The ensemble nails it, grounded by Squibb, with her steadfast and wise presence, a mellowed-out version of Barbara Stanwyck's character in Big Valley. Gray is better than ever (and that's saying something) and Blackburn is a delightful vision. Mikel has lots of stage business but not much to say, but still manages the funniest reaction and line near the end. Rhoads and Cronauer are both brilliantly heartbreaking in different ways. Williamson gets the benefit of the character that most represents the play's theme of excess and the inevitable downfall. She's hysterical, yet real, while skirting the outline of a cartoonish character.
Foote has written about the familial dynamic in different ways, but this portrait of squabbling siblings and a family falling apart rivals what we've seen from Eugene O'Neill's fractured dynasties. It certainly feels closer to reality than Tracy Letts' August: Osage County, another comedy of family dysfunction that was in New York at the same time as Estate. Never discount the power of humor to get at the heart of our deepest flaws.
As you're watching the other plays in the Foote Festival, notice recurring themes that are also folded into Estate, such as religion (his Methodists deride other Protestant affiliations; and the hymn "Rock of Ages" is a constant) and arm's-length relationships with Americans of different ethnic ancestry. Perhaps it would have been smarter for DTC to anchor this production as the final show to open in the fest, after we've seen the other characters go on their various physical and emotional journeys.
Foote has been criticized—and praised—for not taking more risks with his plays, for not experimenting as much with style and form as other playwrights with long and influential careers. While there was no questioning his genius before, Dividing the Estate solidifies it. Could he have had, similar to August Wilson, a clear and epic vision for his body of work from the get-go?
Yes, traces of that vision have popped up, such as in The Orphans' Home Cycle or his underappreciated gem The Last of the Thorntons, which unfolds in real time at a Harrison nursing home.
Still, Estate poses the notion that Foote, from the time he was a young scribe, mapped out his writing career as he kept plugging away. Perhaps he planned to keep us entertained with the stories and sentiments of his small-town Texans for much of that time, only to eventually knock us for a loop with the funny-because-it's-true declaration that, in the end, simple folk can be as morally bankrupt as everyone else.

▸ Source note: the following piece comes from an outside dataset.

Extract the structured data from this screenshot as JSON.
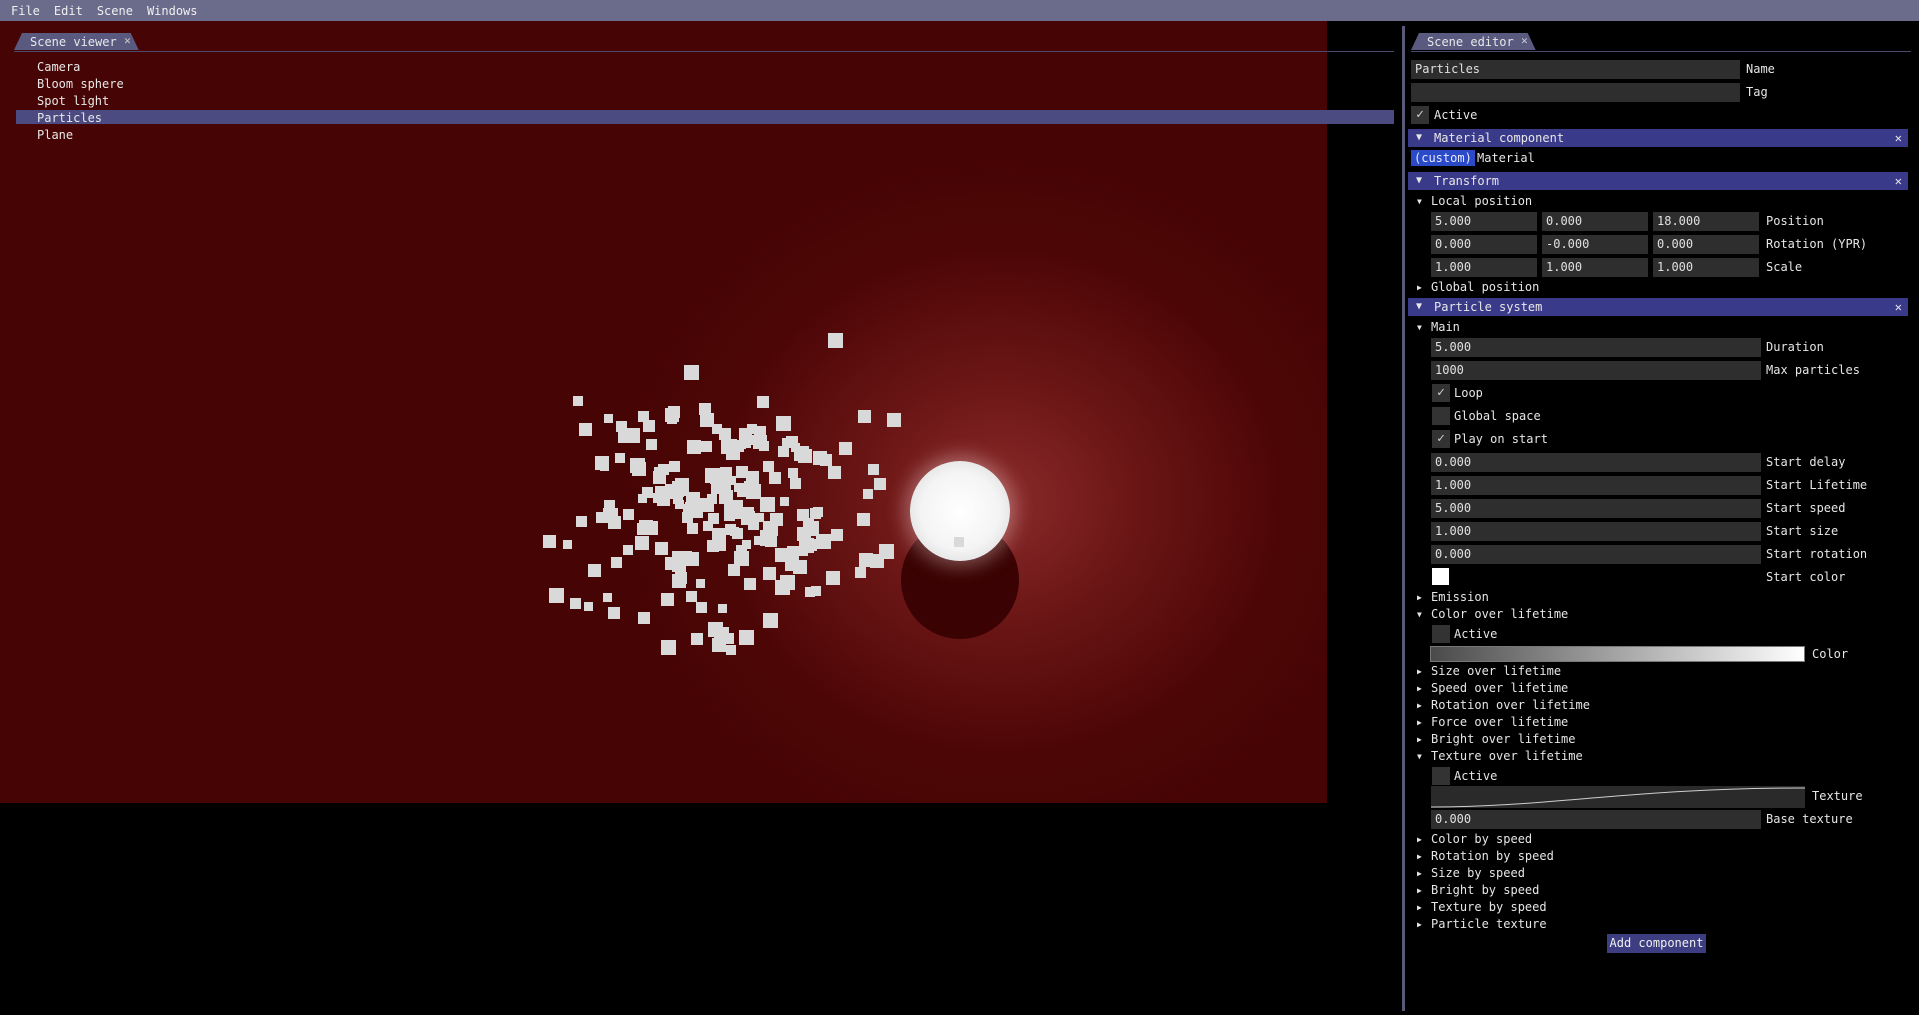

That Foote, whata booger.
◊ Dividing the Estate is part of the area-wide Horton Foote Festival. Read more about it and see a schedule of events here.